In North Carolina and across the United States, women have made significant progress. Despite this, many women remain in poverty with limited access to a quality education, affordable health care services, and other supports that would give them economic security. This report looks at four indicators necessary for women’s economic success: (1) access to health insurance coverage, (2) educational attainment, (3) business ownership, and (4) poverty rates. These indicators are combined to create an index that ranks North Carolina against all 50 states and the District of Columbia.
The Status of Women in North Carolina: Political Participation presents data on several aspects of women’s involvement in the political process in North Carolina, comparing North Carolina to other states and the United States overall.
Earning a higher education is increasingly necessary for achieving family economic security. For single mothers, who are more likely to live in poverty than other women, earning postsecondary credentials can bring substantial benefits, from increased lifetime earnings and employment rates to better health outcomes and chances of success for their children.
To experience economic security, working adults must have enough income to meet their basic monthly expenses and save for emergencies and retirement. The Basic Economic Security Tables (BEST) Index provides a measure of how much income working adults of different family types need to be economically secure in each state.

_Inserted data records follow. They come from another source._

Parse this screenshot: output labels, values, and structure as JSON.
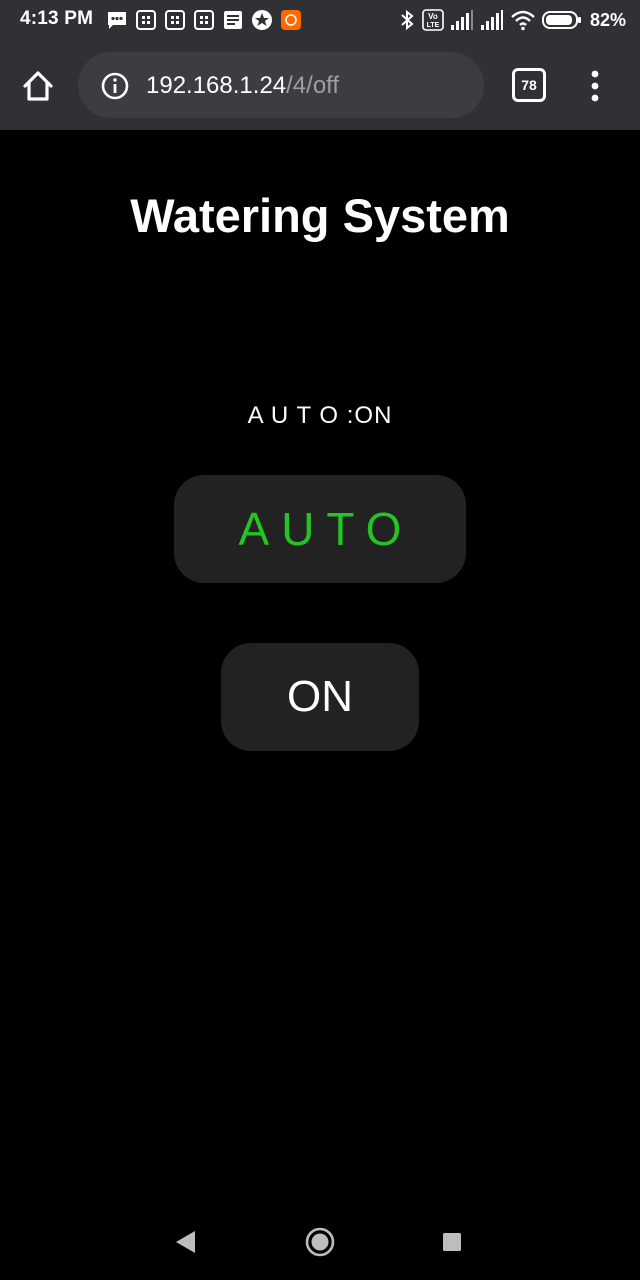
{
  "status_bar": {
    "time": "4:13 PM",
    "battery_percent": "82%",
    "notification_icons": [
      "messages-icon",
      "sim-app-icon",
      "sim-app-icon",
      "sim-app-icon",
      "document-icon",
      "browser-icon",
      "mi-app-icon"
    ]
  },
  "browser": {
    "url_host": "192.168.1.24",
    "url_path": "/4/off",
    "tab_count": "78"
  },
  "page": {
    "title": "Watering System",
    "mode_status": "A U T O :ON",
    "auto_button_label": "AUTO",
    "on_button_label": "ON"
  },
  "colors": {
    "background": "#000000",
    "button_background": "#222222",
    "auto_label": "#24c424",
    "browser_chrome": "#303134"
  }
}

North Carolina receives a grade of C for women’s employment and earnings, which is better than the D the state earned when The Status of Women in the States was published in 2004.
The Status of Women in the States: 2015 provides critical data to identify areas of progress for women in states across the nation and pinpoint where additional improvements are still needed. It presents hundreds of data points for each state across seven areas that affect women’s lives: political participation, employment and earnings, work and family, poverty and opportunity, reproductive rights, health and well-being, and violence and safety.
Women in North Carolina have made significant social and economic advances in recent decades, but the need for further progress remains. A forthcoming report from the Institute for Women’s Policy Research (IWPR), The Status of Women in North Carolina, shows that many of North Carolina’s women are vulnerable to challenges such as unemployment, a persistent wage gap, poverty, and the high cost of child care.
Women in the United States have achieved great advances [...]